“Cancer is a disease of genes,” says dermatology professor Howard Chang, MD, PhD. So for healthy cells to turn malignant something must go wrong with their genes, right? Not necessarily.
Cancer is often caused by permanent alterations or damage to cells’ DNA — commonly referred to as genetic mutations — but mutations aren't the entire story. There's another major component to genetic regulation called epigenetics. Broadly stated, that's a collection of processes that control or modify gene behavior without damaging the genes themselves. For example, chemical interactions can change which genes are turned “on” in a cell and thereby change its activity, or even what type of cell it becomes.

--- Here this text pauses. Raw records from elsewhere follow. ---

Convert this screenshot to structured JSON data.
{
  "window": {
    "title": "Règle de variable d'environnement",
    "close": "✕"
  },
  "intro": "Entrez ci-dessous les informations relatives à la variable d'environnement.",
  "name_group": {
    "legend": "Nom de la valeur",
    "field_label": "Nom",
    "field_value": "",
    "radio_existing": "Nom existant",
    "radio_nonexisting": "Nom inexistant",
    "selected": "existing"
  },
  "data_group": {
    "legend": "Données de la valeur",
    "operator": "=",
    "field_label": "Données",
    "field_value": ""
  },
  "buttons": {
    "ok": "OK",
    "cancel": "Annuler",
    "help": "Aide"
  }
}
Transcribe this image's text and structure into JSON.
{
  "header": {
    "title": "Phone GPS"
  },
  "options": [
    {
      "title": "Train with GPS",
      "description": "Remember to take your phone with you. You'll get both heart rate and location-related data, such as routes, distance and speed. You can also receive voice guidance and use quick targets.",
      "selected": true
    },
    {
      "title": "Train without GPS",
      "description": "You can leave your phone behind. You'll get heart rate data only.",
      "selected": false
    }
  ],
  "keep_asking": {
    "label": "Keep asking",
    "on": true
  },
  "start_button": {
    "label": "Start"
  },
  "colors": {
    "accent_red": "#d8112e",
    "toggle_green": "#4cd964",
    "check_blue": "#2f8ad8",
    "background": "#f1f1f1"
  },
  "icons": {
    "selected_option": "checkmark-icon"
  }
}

“All the cells in the body have the same genes, but of course your eye is not the same as your liver,” Chang said. “Cells choose to turn on some sets of genes and not other sets.”
Chang is a leader in the area of cancer epigenetics who has co-authored many publications and developed tools that aid other researchers. For example, Chang is the co-creator of a next-generation test for scanning DNA to assess which of its genes are activated. Called “ATAC-seq” (Assay for Transposase-Accessible Chromatin with high throughput sequencing), the technique represents an astonishing technological leap; it is one million times more sensitive, 100 times faster and it needs only 1,000th the sample size of the previous DNA scanning assay.
Chang describes the technique as essentially “spray-painting” chromosomes with an engineered enzyme that adheres only to active genes. ATAC-seq enables researchers to map a cell’s genetic activity and try to decipher which genes control which characteristics or activities. In cancer, ATAC-seq is also used to identify potential targets for drugs and other therapies.
Learn more about ATAC-seq and some of the epigenetic research that Chang and his colleagues are conducting at Stanford in the Spring 2017 edition of SCI News, the community newsletter of the Stanford Cancer Institute.
Previously: Caught in the act! Fast, cheap, high-resolution, easy way to tell which genes a cell is using
Magnified image of cells, visualized with a Stanford invention called ATAC-seq, courtesy of Howard Chang